■ **ASSIGNMENT**
Show every line from the data below that includes "NVIDIA".

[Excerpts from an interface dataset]
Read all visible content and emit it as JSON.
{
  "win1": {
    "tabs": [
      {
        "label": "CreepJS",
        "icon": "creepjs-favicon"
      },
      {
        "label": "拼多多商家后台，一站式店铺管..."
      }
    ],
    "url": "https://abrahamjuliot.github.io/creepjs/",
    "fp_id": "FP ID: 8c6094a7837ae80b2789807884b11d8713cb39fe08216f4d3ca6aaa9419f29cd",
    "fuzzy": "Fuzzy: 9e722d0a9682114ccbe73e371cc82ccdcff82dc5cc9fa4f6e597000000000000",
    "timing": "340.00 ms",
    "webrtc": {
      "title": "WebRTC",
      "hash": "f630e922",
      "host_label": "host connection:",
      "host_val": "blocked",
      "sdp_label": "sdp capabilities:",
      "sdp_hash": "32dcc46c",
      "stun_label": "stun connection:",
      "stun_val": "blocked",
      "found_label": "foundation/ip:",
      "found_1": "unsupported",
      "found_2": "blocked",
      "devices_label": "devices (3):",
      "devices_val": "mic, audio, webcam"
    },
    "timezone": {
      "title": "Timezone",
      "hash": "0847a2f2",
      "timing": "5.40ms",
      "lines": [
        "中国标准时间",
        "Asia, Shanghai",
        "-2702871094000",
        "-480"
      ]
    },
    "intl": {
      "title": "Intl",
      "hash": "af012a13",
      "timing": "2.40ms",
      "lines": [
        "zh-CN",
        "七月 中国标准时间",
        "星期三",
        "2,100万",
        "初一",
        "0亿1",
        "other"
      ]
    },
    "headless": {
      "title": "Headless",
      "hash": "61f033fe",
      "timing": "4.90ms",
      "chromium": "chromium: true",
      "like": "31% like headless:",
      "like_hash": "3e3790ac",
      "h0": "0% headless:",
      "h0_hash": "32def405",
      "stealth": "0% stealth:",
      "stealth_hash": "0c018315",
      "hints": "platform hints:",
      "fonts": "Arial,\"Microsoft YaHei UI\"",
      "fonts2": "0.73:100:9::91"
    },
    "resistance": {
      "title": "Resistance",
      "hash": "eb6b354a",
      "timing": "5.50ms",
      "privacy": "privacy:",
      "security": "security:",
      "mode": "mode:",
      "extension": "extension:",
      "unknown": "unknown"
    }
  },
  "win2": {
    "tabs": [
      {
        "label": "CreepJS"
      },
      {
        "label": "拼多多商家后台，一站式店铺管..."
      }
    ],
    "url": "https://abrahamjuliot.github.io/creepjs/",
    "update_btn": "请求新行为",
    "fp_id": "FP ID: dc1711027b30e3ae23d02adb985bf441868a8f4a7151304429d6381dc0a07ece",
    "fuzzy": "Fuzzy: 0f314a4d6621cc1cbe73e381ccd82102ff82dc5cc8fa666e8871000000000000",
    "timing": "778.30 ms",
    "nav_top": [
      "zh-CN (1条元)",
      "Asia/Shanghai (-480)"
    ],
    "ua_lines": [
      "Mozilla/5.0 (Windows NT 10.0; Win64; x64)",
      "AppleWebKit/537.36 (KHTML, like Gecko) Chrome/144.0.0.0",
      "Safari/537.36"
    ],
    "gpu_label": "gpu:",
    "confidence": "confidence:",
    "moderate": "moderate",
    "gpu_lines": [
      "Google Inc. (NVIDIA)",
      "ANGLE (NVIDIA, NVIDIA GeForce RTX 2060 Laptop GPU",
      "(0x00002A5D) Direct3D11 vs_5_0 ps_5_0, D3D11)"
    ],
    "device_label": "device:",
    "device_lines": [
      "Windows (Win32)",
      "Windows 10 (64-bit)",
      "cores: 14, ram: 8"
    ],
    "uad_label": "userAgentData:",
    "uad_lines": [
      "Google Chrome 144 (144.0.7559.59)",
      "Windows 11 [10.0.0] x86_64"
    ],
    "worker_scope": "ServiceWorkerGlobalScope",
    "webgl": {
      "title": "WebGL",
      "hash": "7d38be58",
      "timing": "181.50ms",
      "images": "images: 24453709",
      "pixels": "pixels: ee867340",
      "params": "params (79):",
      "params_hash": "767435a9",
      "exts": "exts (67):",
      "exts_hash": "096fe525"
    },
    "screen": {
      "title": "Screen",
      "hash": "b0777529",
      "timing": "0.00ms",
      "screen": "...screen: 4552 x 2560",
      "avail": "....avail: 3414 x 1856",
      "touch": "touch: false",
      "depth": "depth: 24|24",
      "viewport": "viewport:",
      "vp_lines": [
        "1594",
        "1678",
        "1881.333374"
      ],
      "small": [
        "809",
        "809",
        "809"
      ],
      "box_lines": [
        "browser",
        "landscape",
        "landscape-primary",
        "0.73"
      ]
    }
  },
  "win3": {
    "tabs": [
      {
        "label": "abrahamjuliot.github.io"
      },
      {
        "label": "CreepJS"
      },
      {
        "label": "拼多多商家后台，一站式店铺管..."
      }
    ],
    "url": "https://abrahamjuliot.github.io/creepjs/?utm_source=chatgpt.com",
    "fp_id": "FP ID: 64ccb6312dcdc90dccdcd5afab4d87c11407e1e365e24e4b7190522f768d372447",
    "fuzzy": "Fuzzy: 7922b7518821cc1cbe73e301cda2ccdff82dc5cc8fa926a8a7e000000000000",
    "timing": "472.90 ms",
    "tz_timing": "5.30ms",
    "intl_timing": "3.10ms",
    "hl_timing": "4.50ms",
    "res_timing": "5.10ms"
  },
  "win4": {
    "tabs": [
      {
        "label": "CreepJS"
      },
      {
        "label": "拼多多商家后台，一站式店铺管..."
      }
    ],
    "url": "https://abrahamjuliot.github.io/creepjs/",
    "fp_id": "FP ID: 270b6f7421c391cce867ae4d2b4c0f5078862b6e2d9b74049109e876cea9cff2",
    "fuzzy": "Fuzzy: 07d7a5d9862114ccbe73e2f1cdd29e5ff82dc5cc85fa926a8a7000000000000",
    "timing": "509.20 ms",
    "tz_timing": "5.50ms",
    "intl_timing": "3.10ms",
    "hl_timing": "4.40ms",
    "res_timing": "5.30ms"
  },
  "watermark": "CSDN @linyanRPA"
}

■ **THE ANSWER**
      "Google Inc. (NVIDIA)",
      "ANGLE (NVIDIA, NVIDIA GeForce RTX 2060 Laptop GPU",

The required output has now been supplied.